What is needed: In the listing below, how many lines include "juguemosalpodcast"? Give the number and no other text.
***** Records for this exercise
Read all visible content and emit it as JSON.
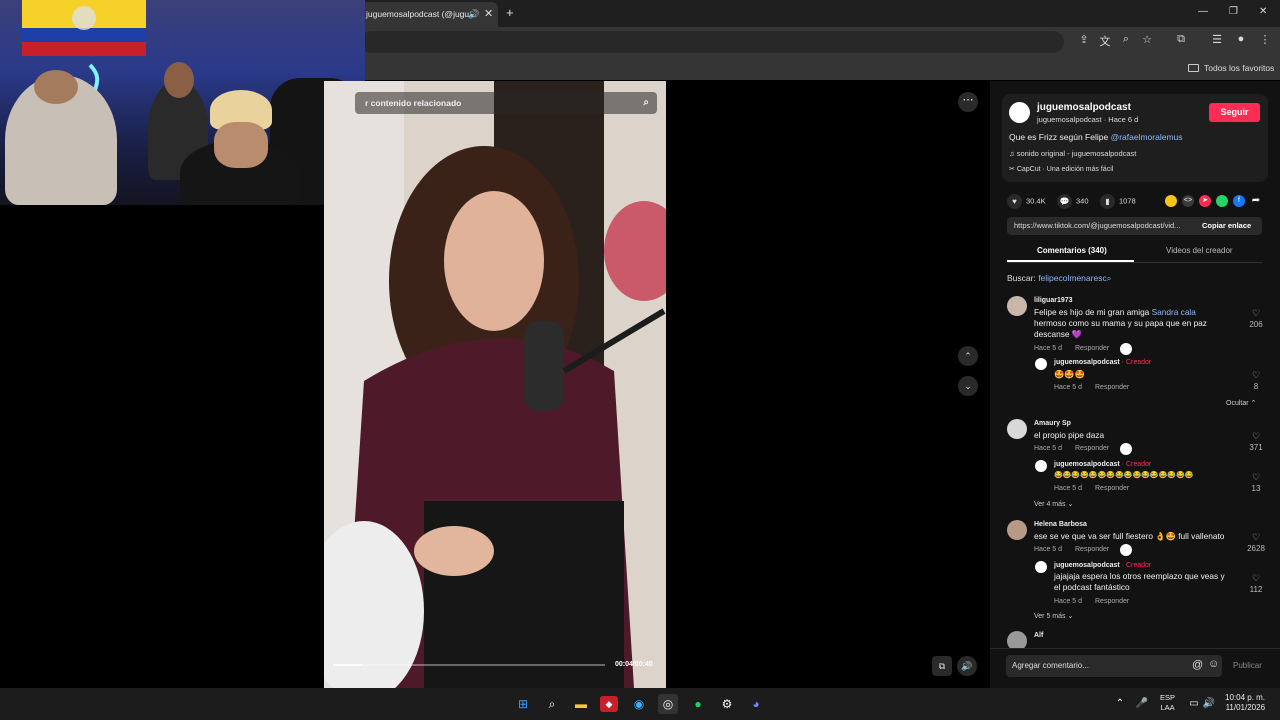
{
  "browser": {
    "tab_title": "juguemosalpodcast (@jugu",
    "new_tab": "+",
    "bookmarks_label": "Todos los favoritos"
  },
  "video": {
    "search_placeholder": "r contenido relacionado",
    "time": "00:04/00:40",
    "progress": 0.11
  },
  "post": {
    "creator": "juguemosalpodcast",
    "creator_sub": "juguemosalpodcast · Hace 6 d",
    "follow": "Seguir",
    "caption": "Que es Frizz según Felipe ",
    "caption_mention": "@rafaelmoralemus",
    "sound": "sonido original - juguemosalpodcast",
    "capcut": "CapCut · Una edición más fácil",
    "likes": "30.4K",
    "comments": "340",
    "saves": "1078",
    "link": "https://www.tiktok.com/@juguemosalpodcast/vid...",
    "copy_link": "Copiar enlace",
    "tab_comments": "Comentarios (340)",
    "tab_videos": "Videos del creador",
    "search_label": "Buscar: ",
    "search_query": "felipecolmenaresc"
  },
  "comments": [
    {
      "user": "liliguar1973",
      "text_a": "Felipe es hijo de mi gran amiga ",
      "mention": "Sandra cala",
      "text_b": "hermoso como su mama y su papa que en paz",
      "text_c": "descanse 💜",
      "time": "Hace 5 d",
      "reply": "Responder",
      "likes": "206",
      "sub_user": "juguemosalpodcast",
      "sub_tag": " · Creador",
      "sub_text": "🤩🤩🤩",
      "sub_time": "Hace 5 d",
      "sub_reply": "Responder",
      "sub_likes": "8",
      "toggle": "Ocultar ⌃"
    },
    {
      "user": "Amaury Sp",
      "text_a": "el propio pipe daza",
      "time": "Hace 5 d",
      "reply": "Responder",
      "likes": "371",
      "sub_user": "juguemosalpodcast",
      "sub_tag": " · Creador",
      "sub_text": "😂😂😂😂😂😂😂😂😂😂😂😂😂😂😂😂",
      "sub_time": "Hace 5 d",
      "sub_reply": "Responder",
      "sub_likes": "13",
      "toggle": "Ver 4 más ⌄"
    },
    {
      "user": "Helena Barbosa",
      "text_a": "ese se ve que va ser full fiestero 👌🤩 full vallenato",
      "time": "Hace 5 d",
      "reply": "Responder",
      "likes": "2628",
      "sub_user": "juguemosalpodcast",
      "sub_tag": " · Creador",
      "sub_text": "jajajaja espera los otros reemplazo que veas y",
      "sub_text2": "el podcast fantástico",
      "sub_time": "Hace 5 d",
      "sub_reply": "Responder",
      "sub_likes": "112",
      "toggle": "Ver 5 más ⌄"
    },
    {
      "user": "Alf"
    }
  ],
  "composer": {
    "placeholder": "Agregar comentario...",
    "publish": "Publicar"
  },
  "taskbar": {
    "lang_a": "ESP",
    "lang_b": "LAA",
    "time": "10:04 p. m.",
    "date": "11/01/2026"
  },
  "colors": {
    "accent": "#fe2c55",
    "mention": "#8fb8ff"
  }
}
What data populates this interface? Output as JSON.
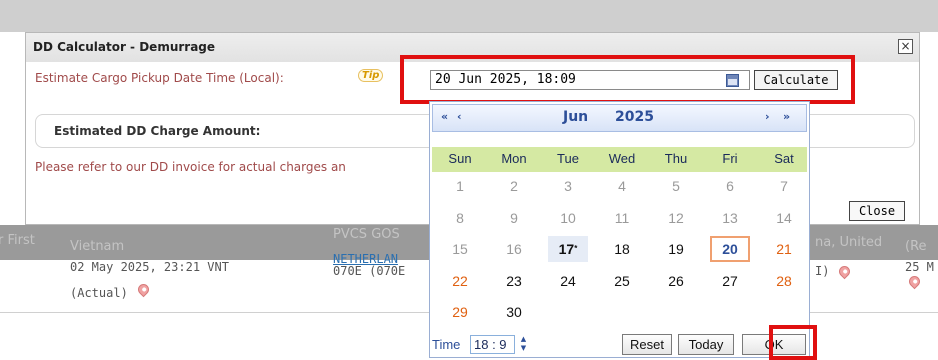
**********
Solution: 8